The 43-year-old from Indianapolis was the overall winner of the River City Triathlon Saturday at France Park with a time of one hour, five minutes and eight seconds.
Despite an early-morning rain Robinson didn’t run into much difficulty with any part of the course.
“It was a little wet on the course but I didn’t really have any problems except on the trails when I had to turn,” he said. “It was a little muddy at places in the turns.”
The rain stopped shortly after participants entered the water at France Park for the first leg of the race, but damp conditions prevailed during the biking and running stages making for sloppy conditions before the humidity started setting in.
“Things went really well. Despite the rain we had over 180 people show up for the race,” River City Triathlon director Stacey Lods said.
Following Robinson with a time of 1:07:34 was Kokomo’s Mark Massengill, who uses races like the River City as a tune up for bigger events.
“In the fall I’ll be going to Branson, Missouri to participate in an Ironman competition, and I use races like this to get ready,” he said.
This was Massengill’s first River City and he was impressed with the course that he had to cover.
“The roads were a little rough in spots and the trails were a little muddy, but they were marked really well and it was a lot of fun to run on them.”
Winning the women’s division and finishing 18th overall with a time of 1:17:23 was 24-year-old Anne Marie Iddins from Minneapolis, Minn. Iddins was visiting her father who lives in Fort Wayne and came to town for the race. Though she came in as the first female she admitted that a part of the course gave her problems.

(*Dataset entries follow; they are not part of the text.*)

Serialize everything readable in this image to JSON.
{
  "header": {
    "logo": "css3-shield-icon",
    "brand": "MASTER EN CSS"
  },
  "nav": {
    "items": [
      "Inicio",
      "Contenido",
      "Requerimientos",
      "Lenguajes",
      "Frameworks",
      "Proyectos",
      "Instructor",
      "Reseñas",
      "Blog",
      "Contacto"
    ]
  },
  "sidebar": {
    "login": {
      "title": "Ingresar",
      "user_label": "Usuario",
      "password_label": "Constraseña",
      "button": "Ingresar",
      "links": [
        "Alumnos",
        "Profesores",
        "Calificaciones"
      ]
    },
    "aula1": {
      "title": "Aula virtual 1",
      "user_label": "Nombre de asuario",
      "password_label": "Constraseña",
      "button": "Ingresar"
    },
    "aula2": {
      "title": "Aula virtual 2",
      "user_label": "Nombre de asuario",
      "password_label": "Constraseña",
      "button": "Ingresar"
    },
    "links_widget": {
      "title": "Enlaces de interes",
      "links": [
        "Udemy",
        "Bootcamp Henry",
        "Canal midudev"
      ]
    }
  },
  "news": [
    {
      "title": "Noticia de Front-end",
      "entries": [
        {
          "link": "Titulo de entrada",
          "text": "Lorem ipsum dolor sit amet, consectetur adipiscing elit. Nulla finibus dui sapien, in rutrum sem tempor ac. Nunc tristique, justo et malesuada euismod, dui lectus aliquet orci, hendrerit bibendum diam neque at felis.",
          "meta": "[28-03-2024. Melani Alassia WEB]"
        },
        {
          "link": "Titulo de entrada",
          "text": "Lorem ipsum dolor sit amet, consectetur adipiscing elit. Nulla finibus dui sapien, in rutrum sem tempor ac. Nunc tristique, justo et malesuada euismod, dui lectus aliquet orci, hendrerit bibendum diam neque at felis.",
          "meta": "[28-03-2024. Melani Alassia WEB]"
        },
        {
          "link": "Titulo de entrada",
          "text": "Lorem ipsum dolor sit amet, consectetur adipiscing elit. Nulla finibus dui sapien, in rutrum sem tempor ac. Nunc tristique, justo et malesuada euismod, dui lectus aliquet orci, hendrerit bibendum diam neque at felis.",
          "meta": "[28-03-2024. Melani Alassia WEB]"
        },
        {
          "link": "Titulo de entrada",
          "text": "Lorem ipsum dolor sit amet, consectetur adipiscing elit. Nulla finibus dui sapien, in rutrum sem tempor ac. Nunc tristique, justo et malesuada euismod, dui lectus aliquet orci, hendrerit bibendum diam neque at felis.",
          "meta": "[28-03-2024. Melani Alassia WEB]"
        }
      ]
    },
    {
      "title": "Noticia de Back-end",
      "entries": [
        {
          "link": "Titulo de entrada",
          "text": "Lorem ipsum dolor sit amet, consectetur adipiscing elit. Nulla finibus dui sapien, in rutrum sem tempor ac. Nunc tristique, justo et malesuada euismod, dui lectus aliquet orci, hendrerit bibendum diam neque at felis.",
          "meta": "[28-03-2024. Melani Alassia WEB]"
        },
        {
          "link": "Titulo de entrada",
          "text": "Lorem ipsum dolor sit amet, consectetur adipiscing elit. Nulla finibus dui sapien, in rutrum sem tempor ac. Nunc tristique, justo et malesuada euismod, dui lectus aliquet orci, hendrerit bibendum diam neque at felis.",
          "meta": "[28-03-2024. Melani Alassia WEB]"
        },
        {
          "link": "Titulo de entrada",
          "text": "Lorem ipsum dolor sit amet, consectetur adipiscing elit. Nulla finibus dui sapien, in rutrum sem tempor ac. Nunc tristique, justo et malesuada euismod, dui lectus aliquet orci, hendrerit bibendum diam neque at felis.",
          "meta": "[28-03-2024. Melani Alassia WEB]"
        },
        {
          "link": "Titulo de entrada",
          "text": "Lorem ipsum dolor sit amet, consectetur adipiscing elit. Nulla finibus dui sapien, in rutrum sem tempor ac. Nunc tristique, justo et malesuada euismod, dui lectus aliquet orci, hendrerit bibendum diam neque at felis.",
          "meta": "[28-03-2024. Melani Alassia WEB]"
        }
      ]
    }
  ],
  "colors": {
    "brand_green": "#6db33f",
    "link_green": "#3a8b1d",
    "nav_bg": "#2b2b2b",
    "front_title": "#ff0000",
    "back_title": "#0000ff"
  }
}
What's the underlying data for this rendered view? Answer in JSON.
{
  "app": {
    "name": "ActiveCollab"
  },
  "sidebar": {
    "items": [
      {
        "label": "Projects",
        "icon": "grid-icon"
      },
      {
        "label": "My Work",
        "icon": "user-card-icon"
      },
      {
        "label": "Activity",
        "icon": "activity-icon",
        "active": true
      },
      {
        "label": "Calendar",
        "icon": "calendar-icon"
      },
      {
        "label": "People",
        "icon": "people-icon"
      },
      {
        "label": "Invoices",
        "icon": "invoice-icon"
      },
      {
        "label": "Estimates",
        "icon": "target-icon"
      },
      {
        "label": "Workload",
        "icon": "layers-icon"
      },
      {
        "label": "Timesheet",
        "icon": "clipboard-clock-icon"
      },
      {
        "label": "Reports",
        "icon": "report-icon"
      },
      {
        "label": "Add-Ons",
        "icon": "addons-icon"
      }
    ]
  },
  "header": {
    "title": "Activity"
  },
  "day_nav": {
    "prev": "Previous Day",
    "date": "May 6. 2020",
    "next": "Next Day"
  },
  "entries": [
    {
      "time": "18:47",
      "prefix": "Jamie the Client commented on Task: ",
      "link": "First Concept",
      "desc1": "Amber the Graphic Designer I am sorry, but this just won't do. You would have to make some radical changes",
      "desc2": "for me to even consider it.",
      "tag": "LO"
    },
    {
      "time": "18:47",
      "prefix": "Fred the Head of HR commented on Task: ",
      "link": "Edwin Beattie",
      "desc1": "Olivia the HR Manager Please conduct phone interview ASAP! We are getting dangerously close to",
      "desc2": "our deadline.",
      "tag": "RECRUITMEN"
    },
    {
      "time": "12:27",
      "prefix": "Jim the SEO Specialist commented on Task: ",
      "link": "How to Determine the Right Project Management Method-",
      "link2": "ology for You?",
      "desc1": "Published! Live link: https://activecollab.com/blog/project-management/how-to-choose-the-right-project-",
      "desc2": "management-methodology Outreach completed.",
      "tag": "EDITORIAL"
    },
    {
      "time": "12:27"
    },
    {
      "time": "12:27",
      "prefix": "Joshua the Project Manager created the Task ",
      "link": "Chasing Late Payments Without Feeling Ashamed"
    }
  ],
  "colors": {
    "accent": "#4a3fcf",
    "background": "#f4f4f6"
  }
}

“I’m a runner, so any time I compete in a triathlon I usually have troubles in the water and it’s a bit discouraging to get out and be so far back, but that pushes me to catch people the rest of the way,” she said. “I’m always glad when I get off the bike.”
Iddins is a former college runner for the University of St. Thomas in Minnesota and is used to running with less-than-ideal conditions.
“In college we used to run in the mud quite often. I wish I would’ve worn some spikes instead of tennis shoes but everyone was dealing with the same conditions,” she said.
Lods was grateful to the France Park staff for allowing the use its facility for the triathlon.
“Without them we wouldn’t be able to have such a nice triathlon,” she said. “A lot of the people participating really love the trail runs. Of course we have a lot of people help sponsor this event and we wouldn’t be able to do it without them either.”
Lods added that she’s seen a trend developing in people becoming more aware of personal fitness.
“This year we have had more people in a couple categories than we ever had before, so I think the fitness trend is big and people are wanting to do things that are physically and mentally challenging,” she said. “And this triathlon is a way to do that.”